  156. Page 0156
  157. Page 0157
  158. Page 0158
  159. Page 0159
  160. Page 0160
  161. Page 0161
  162. Page 0162
  163. Page 0163
  164. Page 0164
  165. Page 0165
  166. Page 0166
  167. Page 0167
  168. Page 0168
  169. Page 0169
  170. Page 0170
  171. Page 0171
  172. Page 0172
  173. Page 0173
  174. Page 0174
  175. Page 0175
  176. Page 0176
  177. Page 0177
  178. Page 0178
  179. Page 0179
  180. Page 0180
  181. Page 0181
  182. Page 0182
  183. Page 0183
  184. Page 0184
  185. Page 0185
  186. Page 0186
  187. Page 0187
  188. Page 0188
  189. Page 0189
  190. Page 0190
  191. Page 0191
  192. Page 0192
  193. Page 0193
  194. Page 0194
  195. Page 0195
  196. Page 0196
  197. Page 0197
  198. Page 0198
  199. Page 0199
  200. Page 0200
  201. Page 0201
  202. Page 0202
  203. Page 0203
  204. Page 0204
  205. Page 0205
  206. Page 0206
  207. Page 0207
  208. Page 0208
  209. Page 0209
  210. Page 0210
  211. Page 0211
  212. Page 0212
  213. Page 0213
  214. Page 0214
  215. Page 0215
  216. Page 0216
  217. Page 0217
  218. Page 0218
  219. Page 0219
  220. Page 0220
  221. Page 0221
  222. Page 0222
  223. Page 0223
  224. Page 0224
  225. Page 0225
  226. Page 0226

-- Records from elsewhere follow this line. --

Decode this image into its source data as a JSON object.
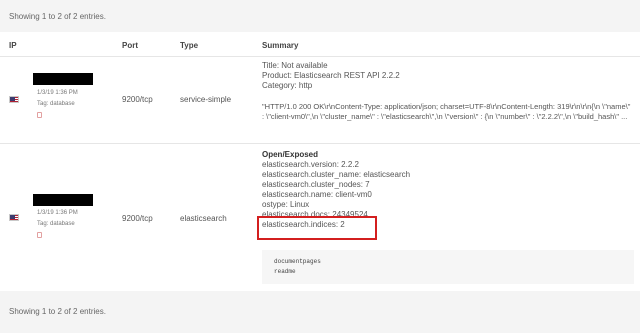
{
  "info": {
    "showing": "Showing 1 to 2 of 2 entries."
  },
  "columns": [
    "IP",
    "Port",
    "Type",
    "Summary"
  ],
  "rows": [
    {
      "date": "1/3/19 1:36 PM",
      "tag": "Tag: database",
      "port": "9200/tcp",
      "type": "service-simple",
      "summary": [
        "Title: Not available",
        "Product: Elasticsearch REST API 2.2.2",
        "Category: http"
      ],
      "response": "\"HTTP/1.0 200 OK\\r\\nContent-Type: application/json; charset=UTF-8\\r\\nContent-Length: 319\\r\\n\\r\\n{\\n \\\"name\\\" : \\\"client-vm0\\\",\\n \\\"cluster_name\\\" : \\\"elasticsearch\\\",\\n \\\"version\\\" : {\\n \\\"number\\\" : \\\"2.2.2\\\",\\n \\\"build_hash\\\" ..."
    },
    {
      "date": "1/3/19 1:36 PM",
      "tag": "Tag: database",
      "port": "9200/tcp",
      "type": "elasticsearch",
      "heading": "Open/Exposed",
      "summary": [
        "elasticsearch.version: 2.2.2",
        "elasticsearch.cluster_name: elasticsearch",
        "elasticsearch.cluster_nodes: 7",
        "elasticsearch.name: client-vm0",
        "ostype: Linux",
        "elasticsearch.docs: 24349524",
        "elasticsearch.indices: 2"
      ],
      "code": [
        "documentpages",
        "readme"
      ]
    }
  ],
  "colors": {
    "highlight": "#d31f1f",
    "band": "#f4f4f4"
  },
  "icons": {
    "flag": "us-flag-icon",
    "tag": "tag-icon"
  }
}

  227. Page 0227
  228. Page 0228
  229. Page 0229
  230. Page 0230
  231. Page 0231
  232. Page 0232
  233. Page 0233
  234. Page 0234
  235. Page 0235
  236. Page 0236

Related Issues

powered by PageTiger